by Ed Fortune
Tabletop Roleplaying games like Dungeon & Dragons are a unique sort of entertainment. Part game and part collaborative storytelling exercise, trying to convert the silly and intimate fun of a bunch of adventurers exploring dungeons and fighting dragons into a movie has been something that has stumped many. Dungeons and Dragons: Honour Among Thieves captures the sheer fun of immersing oneself in a wildly imaginative fantasy world and having an adventure.
Like any good tabletop game, this movie doesn’t take itself too seriously, and yet brings the viewer into the living breathing world of the Forgotten Realms.

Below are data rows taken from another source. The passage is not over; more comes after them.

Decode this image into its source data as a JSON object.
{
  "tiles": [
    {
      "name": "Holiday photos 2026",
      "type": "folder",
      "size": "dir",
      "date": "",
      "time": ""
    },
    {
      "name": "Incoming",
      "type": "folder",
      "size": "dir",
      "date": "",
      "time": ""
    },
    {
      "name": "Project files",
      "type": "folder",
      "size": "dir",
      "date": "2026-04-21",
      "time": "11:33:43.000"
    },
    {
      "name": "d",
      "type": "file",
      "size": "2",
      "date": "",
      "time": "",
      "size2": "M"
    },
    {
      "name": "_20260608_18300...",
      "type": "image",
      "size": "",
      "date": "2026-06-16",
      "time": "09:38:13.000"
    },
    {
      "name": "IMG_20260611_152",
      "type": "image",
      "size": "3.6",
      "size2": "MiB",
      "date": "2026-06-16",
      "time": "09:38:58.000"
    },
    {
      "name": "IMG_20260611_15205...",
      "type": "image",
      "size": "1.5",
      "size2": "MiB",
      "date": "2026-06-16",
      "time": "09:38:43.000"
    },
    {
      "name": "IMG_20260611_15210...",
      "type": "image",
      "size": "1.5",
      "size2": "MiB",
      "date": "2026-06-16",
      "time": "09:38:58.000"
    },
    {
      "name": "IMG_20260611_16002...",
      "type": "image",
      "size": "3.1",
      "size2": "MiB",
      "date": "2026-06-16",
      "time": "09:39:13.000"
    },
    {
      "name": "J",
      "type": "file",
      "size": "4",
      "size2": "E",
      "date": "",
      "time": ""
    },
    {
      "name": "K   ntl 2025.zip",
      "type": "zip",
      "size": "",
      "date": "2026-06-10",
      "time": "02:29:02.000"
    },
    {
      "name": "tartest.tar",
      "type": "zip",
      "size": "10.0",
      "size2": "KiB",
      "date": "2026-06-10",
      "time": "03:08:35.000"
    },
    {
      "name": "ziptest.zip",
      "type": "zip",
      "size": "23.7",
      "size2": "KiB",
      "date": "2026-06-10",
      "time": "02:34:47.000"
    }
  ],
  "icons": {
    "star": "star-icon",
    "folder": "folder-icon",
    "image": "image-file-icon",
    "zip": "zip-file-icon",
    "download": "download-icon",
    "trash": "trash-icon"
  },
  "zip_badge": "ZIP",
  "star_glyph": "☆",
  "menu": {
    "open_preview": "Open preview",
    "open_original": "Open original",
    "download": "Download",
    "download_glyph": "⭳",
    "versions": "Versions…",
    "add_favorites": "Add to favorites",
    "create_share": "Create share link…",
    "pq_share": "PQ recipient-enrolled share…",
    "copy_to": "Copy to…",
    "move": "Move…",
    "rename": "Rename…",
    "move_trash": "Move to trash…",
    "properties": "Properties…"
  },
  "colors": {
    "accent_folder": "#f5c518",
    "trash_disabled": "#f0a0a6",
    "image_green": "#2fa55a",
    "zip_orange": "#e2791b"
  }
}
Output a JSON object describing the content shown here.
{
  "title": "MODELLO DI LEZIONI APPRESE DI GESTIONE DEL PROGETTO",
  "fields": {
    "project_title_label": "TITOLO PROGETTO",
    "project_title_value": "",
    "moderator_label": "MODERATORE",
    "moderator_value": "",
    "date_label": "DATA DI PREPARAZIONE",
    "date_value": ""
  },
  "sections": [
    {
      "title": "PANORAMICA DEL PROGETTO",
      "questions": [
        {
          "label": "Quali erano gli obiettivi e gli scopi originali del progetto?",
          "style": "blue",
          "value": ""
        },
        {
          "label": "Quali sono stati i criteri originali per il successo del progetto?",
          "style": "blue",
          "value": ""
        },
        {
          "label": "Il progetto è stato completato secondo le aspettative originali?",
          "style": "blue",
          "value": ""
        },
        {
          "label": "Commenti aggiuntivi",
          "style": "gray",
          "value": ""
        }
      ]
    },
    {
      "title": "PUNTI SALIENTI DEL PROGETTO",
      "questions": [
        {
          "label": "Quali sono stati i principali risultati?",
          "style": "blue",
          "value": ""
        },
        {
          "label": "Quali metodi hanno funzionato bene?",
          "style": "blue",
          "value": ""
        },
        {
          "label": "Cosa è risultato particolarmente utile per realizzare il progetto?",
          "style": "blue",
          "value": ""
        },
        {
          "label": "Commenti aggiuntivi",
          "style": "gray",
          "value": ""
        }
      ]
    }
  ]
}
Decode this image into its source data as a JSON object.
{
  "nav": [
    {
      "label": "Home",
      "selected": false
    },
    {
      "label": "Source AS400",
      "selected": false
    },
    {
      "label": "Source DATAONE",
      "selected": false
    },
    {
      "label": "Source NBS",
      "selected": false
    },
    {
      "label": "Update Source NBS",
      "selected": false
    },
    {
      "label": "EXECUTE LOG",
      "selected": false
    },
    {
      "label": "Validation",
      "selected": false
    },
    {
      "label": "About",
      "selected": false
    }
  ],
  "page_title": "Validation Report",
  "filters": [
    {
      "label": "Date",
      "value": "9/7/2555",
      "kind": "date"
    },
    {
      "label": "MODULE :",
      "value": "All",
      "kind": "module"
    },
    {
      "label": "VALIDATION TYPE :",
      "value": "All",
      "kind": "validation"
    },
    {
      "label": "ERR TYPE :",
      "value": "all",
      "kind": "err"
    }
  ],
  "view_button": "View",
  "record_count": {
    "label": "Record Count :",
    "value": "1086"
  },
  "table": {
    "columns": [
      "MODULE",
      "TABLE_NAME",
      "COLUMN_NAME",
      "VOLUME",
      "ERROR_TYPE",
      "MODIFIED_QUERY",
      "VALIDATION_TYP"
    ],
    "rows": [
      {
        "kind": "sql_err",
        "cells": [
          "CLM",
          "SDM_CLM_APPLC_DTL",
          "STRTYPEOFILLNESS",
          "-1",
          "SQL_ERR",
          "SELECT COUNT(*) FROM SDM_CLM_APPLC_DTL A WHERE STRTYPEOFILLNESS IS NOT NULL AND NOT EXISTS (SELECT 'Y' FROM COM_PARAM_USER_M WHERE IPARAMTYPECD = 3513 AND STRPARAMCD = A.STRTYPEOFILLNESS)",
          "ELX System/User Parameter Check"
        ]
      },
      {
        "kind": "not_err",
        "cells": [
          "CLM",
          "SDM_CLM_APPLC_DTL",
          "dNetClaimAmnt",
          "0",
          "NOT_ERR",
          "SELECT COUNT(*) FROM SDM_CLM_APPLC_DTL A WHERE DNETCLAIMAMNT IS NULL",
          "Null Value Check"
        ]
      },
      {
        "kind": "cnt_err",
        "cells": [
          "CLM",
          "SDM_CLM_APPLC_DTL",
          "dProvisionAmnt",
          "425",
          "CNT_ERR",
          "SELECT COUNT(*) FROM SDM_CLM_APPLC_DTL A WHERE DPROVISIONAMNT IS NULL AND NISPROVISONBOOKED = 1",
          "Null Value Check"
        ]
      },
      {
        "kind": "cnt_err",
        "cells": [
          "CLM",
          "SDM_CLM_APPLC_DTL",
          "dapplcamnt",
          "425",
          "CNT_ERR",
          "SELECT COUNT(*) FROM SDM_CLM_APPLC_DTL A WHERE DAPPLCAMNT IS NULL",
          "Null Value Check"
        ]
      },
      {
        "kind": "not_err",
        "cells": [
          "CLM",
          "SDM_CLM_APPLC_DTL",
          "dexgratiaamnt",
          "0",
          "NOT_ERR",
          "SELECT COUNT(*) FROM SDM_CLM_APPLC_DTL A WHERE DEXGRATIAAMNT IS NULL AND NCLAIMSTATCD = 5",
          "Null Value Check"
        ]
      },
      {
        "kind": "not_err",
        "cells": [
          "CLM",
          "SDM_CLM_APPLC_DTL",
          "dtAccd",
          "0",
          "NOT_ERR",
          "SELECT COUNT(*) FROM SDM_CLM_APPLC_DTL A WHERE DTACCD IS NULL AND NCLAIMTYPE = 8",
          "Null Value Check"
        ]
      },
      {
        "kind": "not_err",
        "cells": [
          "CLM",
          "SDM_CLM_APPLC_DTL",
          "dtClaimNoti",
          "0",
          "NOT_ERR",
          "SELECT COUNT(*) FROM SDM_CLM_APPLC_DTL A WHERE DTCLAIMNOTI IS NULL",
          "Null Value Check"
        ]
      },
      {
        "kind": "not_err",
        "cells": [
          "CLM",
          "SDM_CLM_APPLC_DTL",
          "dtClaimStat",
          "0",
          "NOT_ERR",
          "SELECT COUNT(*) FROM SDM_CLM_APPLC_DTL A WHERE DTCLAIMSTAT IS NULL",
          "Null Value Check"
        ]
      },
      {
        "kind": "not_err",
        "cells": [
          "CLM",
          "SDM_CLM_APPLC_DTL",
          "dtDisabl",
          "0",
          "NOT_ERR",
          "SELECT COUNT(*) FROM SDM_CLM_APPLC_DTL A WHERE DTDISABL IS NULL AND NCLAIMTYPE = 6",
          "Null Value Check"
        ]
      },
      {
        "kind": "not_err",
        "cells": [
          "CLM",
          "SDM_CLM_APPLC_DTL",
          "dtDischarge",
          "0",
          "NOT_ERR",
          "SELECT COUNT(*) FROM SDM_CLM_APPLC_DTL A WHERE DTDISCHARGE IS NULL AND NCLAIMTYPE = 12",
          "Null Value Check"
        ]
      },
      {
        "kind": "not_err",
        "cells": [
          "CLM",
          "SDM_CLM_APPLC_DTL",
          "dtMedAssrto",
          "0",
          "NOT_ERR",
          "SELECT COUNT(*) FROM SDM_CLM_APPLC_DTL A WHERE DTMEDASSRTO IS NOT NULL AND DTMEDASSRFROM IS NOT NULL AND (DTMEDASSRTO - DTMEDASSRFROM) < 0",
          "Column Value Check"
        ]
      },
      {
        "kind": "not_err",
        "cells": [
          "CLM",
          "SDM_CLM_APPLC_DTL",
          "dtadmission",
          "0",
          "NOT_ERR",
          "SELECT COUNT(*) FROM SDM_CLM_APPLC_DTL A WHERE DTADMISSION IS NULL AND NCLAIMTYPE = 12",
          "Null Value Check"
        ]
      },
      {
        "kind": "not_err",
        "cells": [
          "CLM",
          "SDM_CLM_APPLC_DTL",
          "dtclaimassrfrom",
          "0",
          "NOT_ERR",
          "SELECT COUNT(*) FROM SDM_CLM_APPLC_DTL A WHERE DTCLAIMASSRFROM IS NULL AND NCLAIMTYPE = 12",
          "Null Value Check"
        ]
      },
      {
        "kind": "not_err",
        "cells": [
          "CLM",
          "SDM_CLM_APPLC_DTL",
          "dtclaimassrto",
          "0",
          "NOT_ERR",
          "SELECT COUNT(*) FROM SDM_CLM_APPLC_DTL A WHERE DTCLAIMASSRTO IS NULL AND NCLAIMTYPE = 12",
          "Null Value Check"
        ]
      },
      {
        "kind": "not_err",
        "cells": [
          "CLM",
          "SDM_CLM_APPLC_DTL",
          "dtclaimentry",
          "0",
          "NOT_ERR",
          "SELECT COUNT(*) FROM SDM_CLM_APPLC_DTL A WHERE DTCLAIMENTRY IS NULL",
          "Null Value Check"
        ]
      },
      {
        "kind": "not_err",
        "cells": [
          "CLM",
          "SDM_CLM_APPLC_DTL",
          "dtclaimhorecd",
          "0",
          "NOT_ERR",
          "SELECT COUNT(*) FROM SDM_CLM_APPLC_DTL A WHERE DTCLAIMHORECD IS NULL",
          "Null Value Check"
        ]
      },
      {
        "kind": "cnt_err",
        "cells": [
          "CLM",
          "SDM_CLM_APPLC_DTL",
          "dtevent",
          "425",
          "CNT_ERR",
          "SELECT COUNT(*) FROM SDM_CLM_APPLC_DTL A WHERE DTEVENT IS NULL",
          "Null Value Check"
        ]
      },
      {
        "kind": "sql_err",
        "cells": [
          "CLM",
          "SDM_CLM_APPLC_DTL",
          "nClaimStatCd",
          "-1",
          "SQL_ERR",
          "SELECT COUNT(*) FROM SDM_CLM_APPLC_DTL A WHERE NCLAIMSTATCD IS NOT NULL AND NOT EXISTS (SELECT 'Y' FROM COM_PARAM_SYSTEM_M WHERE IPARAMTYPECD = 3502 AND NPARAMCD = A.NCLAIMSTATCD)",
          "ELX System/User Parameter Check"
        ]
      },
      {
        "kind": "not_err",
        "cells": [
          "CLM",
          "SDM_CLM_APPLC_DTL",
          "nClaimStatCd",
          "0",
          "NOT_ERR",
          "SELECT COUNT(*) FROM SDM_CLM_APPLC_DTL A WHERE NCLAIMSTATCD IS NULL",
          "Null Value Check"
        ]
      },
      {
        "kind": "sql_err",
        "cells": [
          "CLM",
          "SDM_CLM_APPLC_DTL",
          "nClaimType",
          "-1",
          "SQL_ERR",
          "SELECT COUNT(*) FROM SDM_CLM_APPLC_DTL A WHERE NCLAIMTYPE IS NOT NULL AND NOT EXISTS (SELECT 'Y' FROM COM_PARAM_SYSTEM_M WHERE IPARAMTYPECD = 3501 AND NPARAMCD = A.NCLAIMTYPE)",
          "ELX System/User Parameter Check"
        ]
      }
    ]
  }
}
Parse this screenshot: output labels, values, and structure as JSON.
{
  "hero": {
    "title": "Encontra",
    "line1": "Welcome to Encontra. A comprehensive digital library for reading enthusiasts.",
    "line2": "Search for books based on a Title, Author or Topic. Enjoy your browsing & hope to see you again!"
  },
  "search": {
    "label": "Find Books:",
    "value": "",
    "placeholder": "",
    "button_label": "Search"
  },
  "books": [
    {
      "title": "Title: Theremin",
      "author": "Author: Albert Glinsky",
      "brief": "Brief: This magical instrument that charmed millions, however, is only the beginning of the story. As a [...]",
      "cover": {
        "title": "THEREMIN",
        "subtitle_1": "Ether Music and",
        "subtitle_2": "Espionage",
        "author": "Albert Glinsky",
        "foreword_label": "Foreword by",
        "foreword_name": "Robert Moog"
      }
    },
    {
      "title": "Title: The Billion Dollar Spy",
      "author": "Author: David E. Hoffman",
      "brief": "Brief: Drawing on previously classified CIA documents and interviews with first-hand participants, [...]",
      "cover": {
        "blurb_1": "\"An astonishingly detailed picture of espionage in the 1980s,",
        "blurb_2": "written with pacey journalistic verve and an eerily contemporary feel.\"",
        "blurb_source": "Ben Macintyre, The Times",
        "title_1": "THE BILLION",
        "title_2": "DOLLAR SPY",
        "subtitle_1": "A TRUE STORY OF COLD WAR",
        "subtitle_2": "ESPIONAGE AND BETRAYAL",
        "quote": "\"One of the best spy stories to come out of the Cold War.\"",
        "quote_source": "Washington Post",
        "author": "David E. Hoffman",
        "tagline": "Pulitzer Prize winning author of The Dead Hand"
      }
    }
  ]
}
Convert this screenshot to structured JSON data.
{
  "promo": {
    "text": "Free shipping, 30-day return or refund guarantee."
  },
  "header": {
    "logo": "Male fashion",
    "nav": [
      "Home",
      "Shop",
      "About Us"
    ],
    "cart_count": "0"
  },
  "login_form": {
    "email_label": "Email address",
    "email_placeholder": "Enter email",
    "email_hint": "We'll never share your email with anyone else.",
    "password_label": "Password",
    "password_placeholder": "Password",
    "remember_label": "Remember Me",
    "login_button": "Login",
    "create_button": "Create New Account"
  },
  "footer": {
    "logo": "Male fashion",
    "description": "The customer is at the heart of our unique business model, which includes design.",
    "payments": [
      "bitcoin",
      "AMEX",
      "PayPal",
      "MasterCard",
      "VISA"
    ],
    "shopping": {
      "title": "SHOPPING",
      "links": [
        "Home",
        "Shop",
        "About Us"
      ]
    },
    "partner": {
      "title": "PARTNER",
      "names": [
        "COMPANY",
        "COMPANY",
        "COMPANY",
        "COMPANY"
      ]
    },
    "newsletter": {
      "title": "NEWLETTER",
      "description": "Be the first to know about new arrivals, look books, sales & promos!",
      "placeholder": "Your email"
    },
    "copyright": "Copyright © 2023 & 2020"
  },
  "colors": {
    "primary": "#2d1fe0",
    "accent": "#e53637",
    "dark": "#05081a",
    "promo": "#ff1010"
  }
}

At its heart, this is a heist movie along the lines of the Ocean’s or Fast & Furious franchises, so much so that it opens in a prison, albeit one in a frozen northern hellscape. Here we meet Chris Pine’s bard, Edgin, a man who just wants to right some wrongs and get his family back together. He’s assisted by Michelle Rodriguez’s Holga, who is as strong as an ox. Venturing forth into the adventure zone, we learn about their tragic and compelling backstory through the power of flashback.
Elgin and Holga’s reunion with the kid is cut short due to the machinations of Hugh Grant’s criminal creep, Forge. Grant has the most critical role of any popcorn-munching fantasy adventure movie; he’s the scenery-chewing bad guy and is gloriously shifty throughout. Forge is of course assisted by sinister wizards and a variety of horrors.
One refreshing note is that the central motivation here is family. Cliched as that is (and boy does this movie like its tropes), Chris Pine’s hero strives to reconnect with his daughter, but is thwarted by the over-the-top machinations of Forge, so at times it’s more dungeons and daddies than it is Dungeons and Dragons. On that note, the dragons themselves are fab as are all the many, many monsters. The effects are just on the right side of stunning, without making the movie just about the spectacle (a lesson Hasbro has seemingly learned from the Transformers movies). This really is intended to be big-screen fun for everyone and you really want to be front and centre when the fireballs and magic spells fill the cinema.
Of course, our heroes hatch a plan to humiliate Forge, steal a lot of money, and win back the affection of Elgin’s daughter. Conveniently, Forge has invited some high rollers for a spot of gambling, and thus the planning of the heist begins. We hook up with Simon, a sorcerer, played by Justice Smith, who portrays the underdog magic user in a fun and compelling way. Sophia Lillis is also stunning and charming as the Druid Doric.
Because this is a D&D movie, that plan spirals rapidly out control as the characters keep running into problems. For the heist to work, they need a MacGuffin, so after a few false starts, it’s questing time again. Enter Regé-Jean Page’s mysterious Xenk, who somehow plays into both heist movie tropes and the classic D&D cliches of the Dungeon Master’s favourite NPC. He’s brilliantly funny, stunning in all the right ways, and simply a joy throughout.
As you’d expect for a movie based on a hugely popular game, there’s a pretty high level of self-promotion/reference to the wider world of D&D (and all its marketable spin-off products), but Dungeons and Dragons: Honour Among Thieves takes this to another dimension. Twenty percent of the feature seems dedicated to blending all the cool-sounding places, monsters, people, and things seamlessly into the narrative. This works because the story is character driven and focused, and the cast shine all the way. It feels like the movie was a joy to make and every moment of laughter and excitement has been captured for our viewing pleasure.
The attention to detail in this very light and fun movie is remarkable. From the set locations (including some of the prettiest parts of the UK and Northern Ireland), to the casting, to the little touches and name drops, this a movie made with love for the worlds of D&D.
If you’re a D&D fan you must see this film; and even if you aren’t, this is an incredible big-screen experience for everyone (except maybe folk who take life a little too seriously). It’s filled with a dragon’s hoard of easter eggs for the fans, but this is done in such a way that if you’ve never heard of Dungeons and Dragons you’ll still get drawn into this action movie spectacular. If you’ve never gotten why people find Dungeons and Dragons so much fun, this movie might finally convince you to grab some dice and some friends. It’s dumb fun throughout and we sincerely believe that this is the start of a gloriously fun franchise!
DUNGEONS & DRAGONS: HONOUR AMONG THIEVES rolls into cinemas on March 31st